Finding a big buck is only the first step. Planning your stalk is second -- slipping into range and taking your shot dead last. To plan a sensible plan of approach, you'll need to assess wind direction and potential "wind traps," places where prevailing wind direction might change due to shade or terrain. Mountain breezes are dictated by temperature. Cool air flows downhill (normally early and late in the day, or in heavily shaded areas). Warm air flows uphill (such as a sunny hillside or heat-absorbing rock slides). Planning stalks also means avoiding obviously noisy ground, open places that could give you away from afar, or prohibitively thick and noisy brush.
Most importantly before setting out, earmark key landmarks to help you locate your chosen target once again, especially if that buck occupies tight cover or when circling widely.
Stalking is always a matter of timing. A traveling or feeding buck might require instant action and quick thinking. Spotting an early morning buck in relatively open terrain might invite more patience. I like to allow morning bucks to bed when I'm assured of keeping track of them, eliminating a bit of guesswork. During early seasons this normally occurs by 10 a.m., but I give them more time still, and watch them closely. Around noon, bucks normally rise, stretch and chose a new bed. Only after a buck selects his second bed do I proceed, assured he'll likely stay put several hours.
Stalking is an art form. It's part patientce, part thinking on your feet; keeping constant tabs on wind, always choosing the quietest ground for each step and avoiding the urge to rush. I normally don a pair of "stalking slippers" to quieten my steps. On more challenging ground, I may remove my boots altogether and proceed in wool socks.
Getting within range of a buck is one thing; getting a clean shot is another. Don't push things once in range; be willing to sit tight and await developments.
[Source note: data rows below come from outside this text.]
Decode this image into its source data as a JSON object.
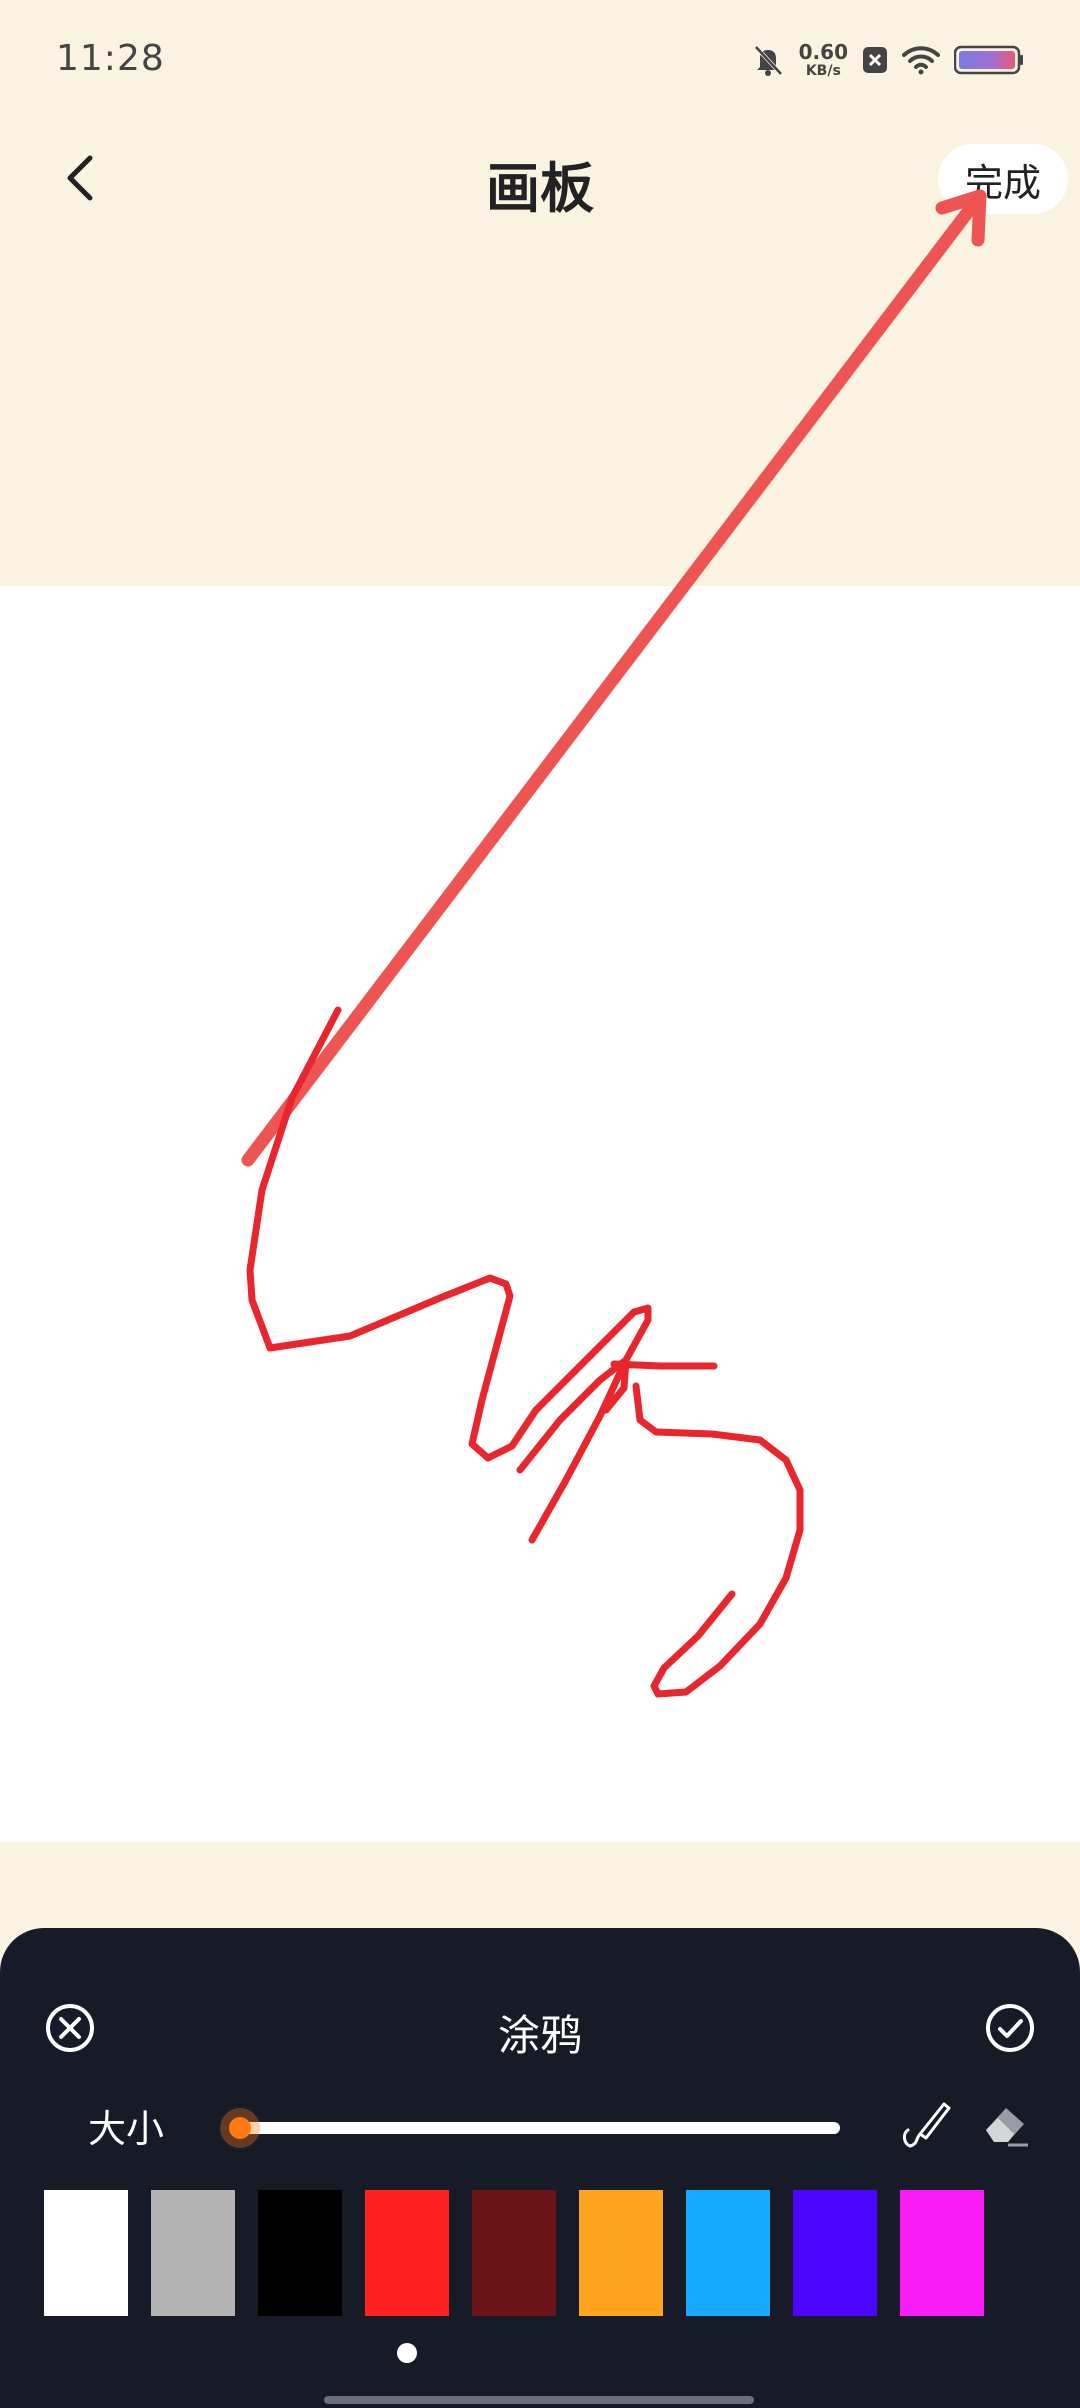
{
  "status_bar": {
    "time": "11:28",
    "net_speed_value": "0.60",
    "net_speed_unit": "KB/s",
    "icons": [
      "mute-bell-icon",
      "notification-x-icon",
      "wifi-icon",
      "battery-icon"
    ]
  },
  "header": {
    "title": "画板",
    "done_label": "完成",
    "back_icon": "chevron-left-icon"
  },
  "canvas": {
    "background_color": "#FFFFFF",
    "stroke_color": "#E8262B"
  },
  "panel": {
    "title": "涂鸦",
    "size_label": "大小",
    "size_value_fraction": 0.0,
    "tools": [
      "brush-icon",
      "eraser-icon"
    ],
    "palette": [
      {
        "name": "white",
        "color": "#FFFFFF"
      },
      {
        "name": "gray",
        "color": "#B3B3B3"
      },
      {
        "name": "black",
        "color": "#000000"
      },
      {
        "name": "red",
        "color": "#FF2121"
      },
      {
        "name": "dark-red",
        "color": "#6A1418"
      },
      {
        "name": "orange",
        "color": "#FFA41C"
      },
      {
        "name": "sky-blue",
        "color": "#17A9FF"
      },
      {
        "name": "violet",
        "color": "#4C06FF"
      },
      {
        "name": "magenta",
        "color": "#F81CF6"
      }
    ],
    "page_indicator": {
      "current": 1,
      "total": 1
    }
  }
}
Press the issue and you'll blow it. Wait for that buck to rise from his bed on his own and you'll be presented a calm, stationary target.
The shooting is up to you.